North Carolina’s Black Mountains are home to Celo Knob, the location of the longest ice climb on the East Coast. But, western Carolina’s vertical relief provides plenty of options for any level of climber, including beginner routes off the Blue Ridge Parkway at Highway 215 near Brevard, Doughton Park, and Graveyard Fields. Other ice climbing areas, like Gerton near Bat Cave, Whitesides Mountain, and Linville Gorge, Winding Stair near Franklin, Sam’s Knob in Haywood County, and Big Lost Cove, typically have longer approaches, more advanced routes, or both. Another factor to consider is that some areas are off limits after January 15 due to peregrine falcon nesting activity.
Another nuance that distinguishes ice climbing from rock climbing is the grading system. Ice climbing routes are rated on a water ice (WI) scale. Ice climbing grades are much more subjective than rock climbing grades, because weather conditions can change rapidly. Depending on weather and sun exposure, and the grade of an ice route can rise or fall several levels. Generally, beginner routes are rated WI 1-3; intermediate routes WI 4-5; and advanced routes WI 5+.
Preparation = Success
An ice axe might feel like the coolest and most essential tool to get started, but Delap recommends you focus on well-fitted ice climbing boots instead. While guides typically offer rental boots, they’re not molded to your feet the way your own pair of boots would be, and can become uncomfortable on the mountain. Otherwise, the usual cold-weather layering rules apply, meaning you’ll need a wicking base layer, warmth layer, and outer wind-resistant shell. A puffy parka is helpful, along with two pairs of gloves, a thinner pair for climbing and a thicker pair for belaying.

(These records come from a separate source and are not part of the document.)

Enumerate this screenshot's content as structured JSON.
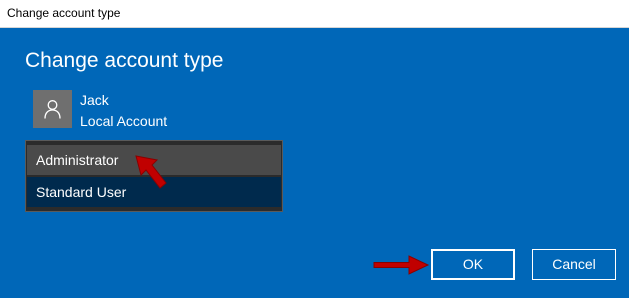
{
  "window": {
    "title": "Change account type"
  },
  "dialog": {
    "heading": "Change account type",
    "user": {
      "name": "Jack",
      "account_type": "Local Account",
      "avatar_icon": "user-silhouette-icon"
    },
    "account_types": [
      {
        "label": "Administrator",
        "state": "highlighted"
      },
      {
        "label": "Standard User",
        "state": "selected"
      }
    ],
    "buttons": {
      "ok_label": "OK",
      "cancel_label": "Cancel"
    }
  },
  "annotations": {
    "arrow_color": "#c00000"
  },
  "colors": {
    "dialog_background": "#0067b8",
    "list_background": "#2b2b2b",
    "hover_item": "#4a4a4a",
    "selected_item": "#002a4d",
    "avatar_background": "#6f6f6f"
  }
}
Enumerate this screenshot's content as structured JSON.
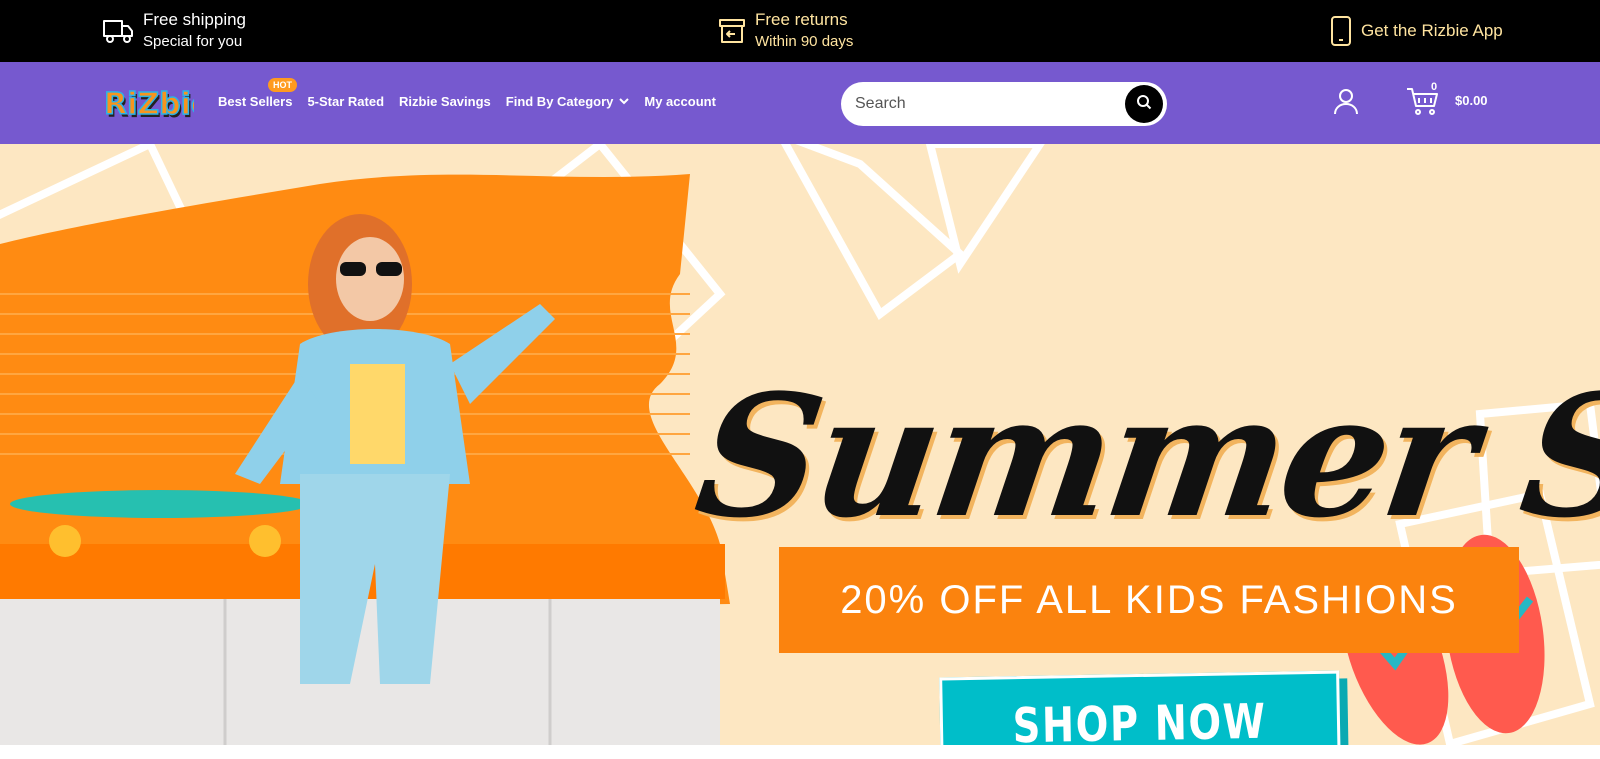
{
  "topbar": {
    "shipping": {
      "title": "Free shipping",
      "subtitle": "Special for you",
      "icon": "truck-icon"
    },
    "returns": {
      "title": "Free returns",
      "subtitle": "Within 90 days",
      "icon": "return-box-icon"
    },
    "app": {
      "title": "Get the Rizbie App",
      "icon": "phone-icon"
    }
  },
  "brand": {
    "logo_text": "RiZbie",
    "logo_colors": [
      "#f7941d",
      "#2bb3e8"
    ]
  },
  "nav": {
    "items": [
      {
        "label": "Best Sellers",
        "badge": "HOT"
      },
      {
        "label": "5-Star Rated"
      },
      {
        "label": "Rizbie Savings"
      },
      {
        "label": "Find By Category",
        "has_dropdown": true
      },
      {
        "label": "My account"
      }
    ]
  },
  "search": {
    "placeholder": "Search",
    "value": ""
  },
  "cart": {
    "count": "0",
    "total": "$0.00"
  },
  "hero": {
    "headline": "Summer Sale.",
    "offer": "20% OFF ALL KIDS FASHIONS",
    "cta": "SHOP NOW"
  },
  "colors": {
    "topbar_bg": "#000000",
    "nav_bg": "#7659cf",
    "accent_text": "#ffe4a0",
    "hot_badge": "#ff9a1f",
    "hero_bg": "#fde7c2",
    "offer_bg": "#fb830e",
    "cta_bg": "#00bec9"
  }
}
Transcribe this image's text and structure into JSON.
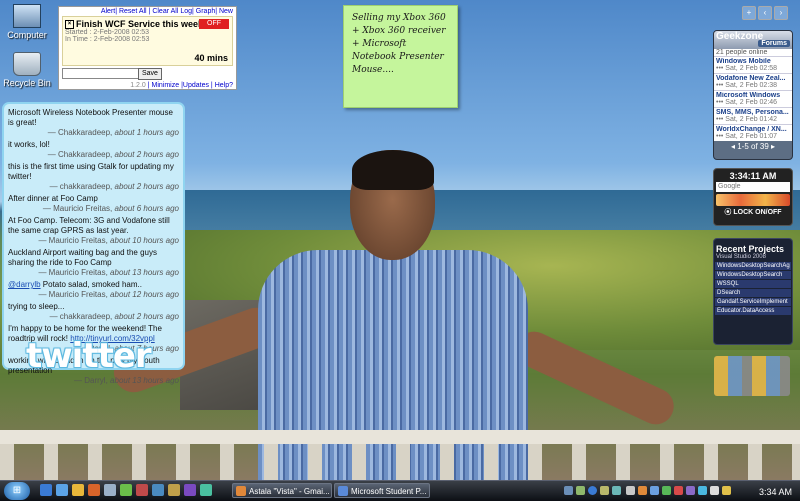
{
  "desktop_icons": [
    {
      "label": "Computer",
      "icon": "computer-icon"
    },
    {
      "label": "Recycle Bin",
      "icon": "recycle-bin-icon"
    }
  ],
  "todo": {
    "toplinks": "Alert| Reset All | Clear All Log| Graph| New",
    "task_title": "Finish WCF Service this weekend",
    "button": "OFF",
    "started": "Started : 2-Feb-2008 02:53",
    "in_time": "In Time : 2-Feb-2008 02:53",
    "minutes": "40 mins",
    "save_label": "Save",
    "version": "1.2.0",
    "links": {
      "minimize": "Minimize",
      "updates": "Updates",
      "help": "Help?"
    }
  },
  "sticky_note": {
    "text": "Selling my Xbox 360 + Xbox 360 receiver + Microsoft Notebook Presenter Mouse...."
  },
  "twitter": {
    "logo": "twitter",
    "tweets": [
      {
        "text": "Microsoft Wireless Notebook Presenter mouse is great!",
        "author": "— Chakkaradeep,",
        "time": "about 1 hours ago"
      },
      {
        "text": "it works, lol!",
        "author": "— Chakkaradeep,",
        "time": "about 2 hours ago"
      },
      {
        "text": "this is the first time using Gtalk for updating my twitter!",
        "author": "— chakkaradeep,",
        "time": "about 2 hours ago"
      },
      {
        "text": "After dinner at Foo Camp",
        "author": "— Mauricio Freitas,",
        "time": "about 6 hours ago"
      },
      {
        "text": "At Foo Camp. Telecom: 3G and Vodafone still the same crap GPRS as last year.",
        "author": "— Mauricio Freitas,",
        "time": "about 10 hours ago"
      },
      {
        "text": "Auckland Airport waiting bag and the guys sharing the ride to Foo Camp",
        "author": "— Mauricio Freitas,",
        "time": "about 13 hours ago"
      },
      {
        "text_prefix": "@darrylb",
        "text": " Potato salad, smoked ham..",
        "author": "— Mauricio Freitas,",
        "time": "about 12 hours ago"
      },
      {
        "text": "trying to sleep...",
        "author": "— chakkaradeep,",
        "time": "about 2 hours ago"
      },
      {
        "text": "I'm happy to be home for the weekend! The roadtrip will rock! ",
        "link": "http://tinyurl.com/32vppl",
        "author": "— Darryl,",
        "time": "about 7 hours ago"
      },
      {
        "text": "working with brendon on the new plymouth presentation",
        "author": "— Darryl,",
        "time": "about 13 hours ago"
      }
    ]
  },
  "geekzone": {
    "title": "Geekzone",
    "forums_label": "Forums",
    "online": "21 people online",
    "items": [
      {
        "title": "Windows Mobile",
        "date": "••• Sat, 2 Feb 02:58"
      },
      {
        "title": "Vodafone New Zeal...",
        "date": "••• Sat, 2 Feb 02:38"
      },
      {
        "title": "Microsoft Windows",
        "date": "••• Sat, 2 Feb 02:46"
      },
      {
        "title": "SMS, MMS, Persona...",
        "date": "••• Sat, 2 Feb 01:42"
      },
      {
        "title": "WorldxChange / XN...",
        "date": "••• Sat, 2 Feb 01:07"
      }
    ],
    "pager": "1-5 of 39"
  },
  "clock_gadget": {
    "time": "3:34:11 AM",
    "search_placeholder": "Google",
    "lock_label": "LOCK ON/OFF"
  },
  "recent_projects": {
    "title": "Recent Projects",
    "subtitle": "Visual Studio 2008",
    "items": [
      "WindowsDesktopSearchAg",
      "WindowsDesktopSearch",
      "WSSQL",
      "DSearch",
      "Gandalf.ServiceImplement",
      "Educator.DataAccess"
    ]
  },
  "taskbar": {
    "start_glyph": "⊞",
    "buttons": [
      {
        "label": "Astala \"Vista\" - Gmai..."
      },
      {
        "label": "Microsoft Student P..."
      }
    ],
    "clock": "3:34 AM"
  },
  "colors": {
    "twitter_bg": "#c9ecf9",
    "note_bg": "#c5f59c",
    "accent_red": "#e02020"
  }
}
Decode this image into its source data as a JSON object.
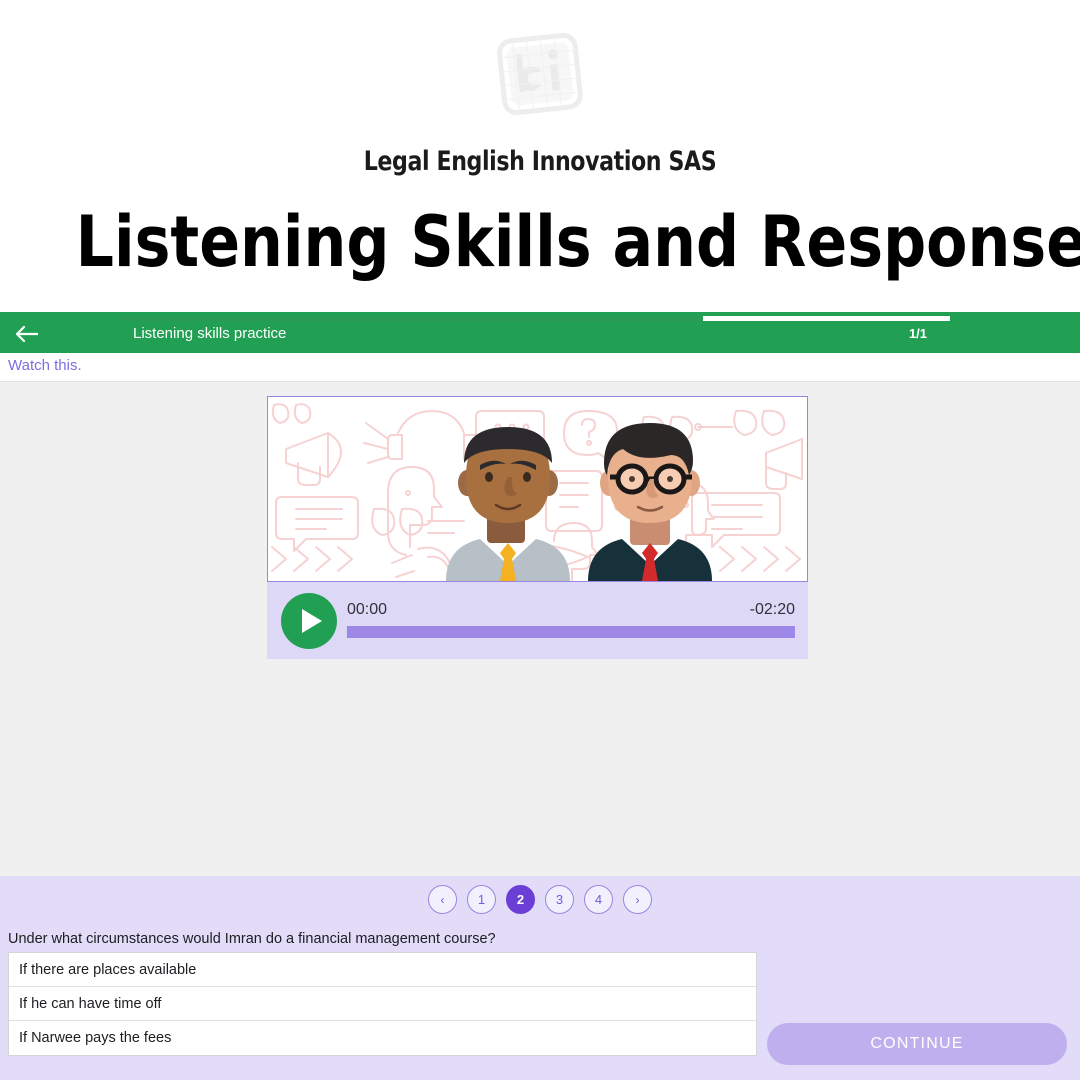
{
  "brand": {
    "logo_icon": "lei-logo-icon",
    "name": "Legal English Innovation SAS"
  },
  "page_title": "Listening Skills and Response",
  "topbar": {
    "back_icon": "back-arrow-icon",
    "title": "Listening skills practice",
    "counter": "1/1",
    "progress_percent": 30,
    "accent_color": "#21a053"
  },
  "instruction": {
    "text": "Watch this.",
    "color": "#7b6fe0"
  },
  "media": {
    "thumbnail_alt": "two-business-men-illustration",
    "player": {
      "play_icon": "play-icon",
      "current_time": "00:00",
      "remaining_time": "-02:20",
      "progress_percent": 0
    }
  },
  "question_panel": {
    "pager": [
      {
        "label": "‹",
        "name": "pager-prev",
        "active": false
      },
      {
        "label": "1",
        "name": "pager-page-1",
        "active": false
      },
      {
        "label": "2",
        "name": "pager-page-2",
        "active": true
      },
      {
        "label": "3",
        "name": "pager-page-3",
        "active": false
      },
      {
        "label": "4",
        "name": "pager-page-4",
        "active": false
      },
      {
        "label": "›",
        "name": "pager-next",
        "active": false
      }
    ],
    "question": "Under what circumstances would Imran do a financial management course?",
    "answers": [
      "If there are places available",
      "If he can have time off",
      "If Narwee pays the fees"
    ],
    "continue_label": "CONTINUE",
    "continue_enabled": false
  }
}
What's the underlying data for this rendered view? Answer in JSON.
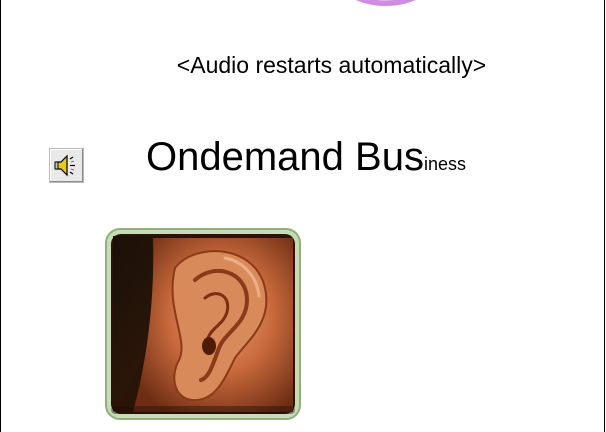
{
  "slide": {
    "instruction_text": "<Audio restarts automatically>",
    "headline": {
      "part1": "Ondemand Bus",
      "part2": "iness"
    },
    "speaker_icon": "speaker-icon",
    "image_icon": "ear-photo"
  },
  "colors": {
    "decoration": "#c97fe0",
    "tile_border": "#a7c694"
  }
}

Though most people get into rock climbing first because of the longer season, you don’t necessarily need rock climbing experience to climb ice.The sport doesn’t require anything more than a general level of fitness, though it doesn’t hurt to do some tricep work to strengthen your swing. Being able to hammer a nail with both left and right hands is a useful skill as well. If you combine proper movement technique with a skill-appropriate climb, you’re sure to have a great day on the mountain.
Originally written by RootsRated for OrthoCarolina.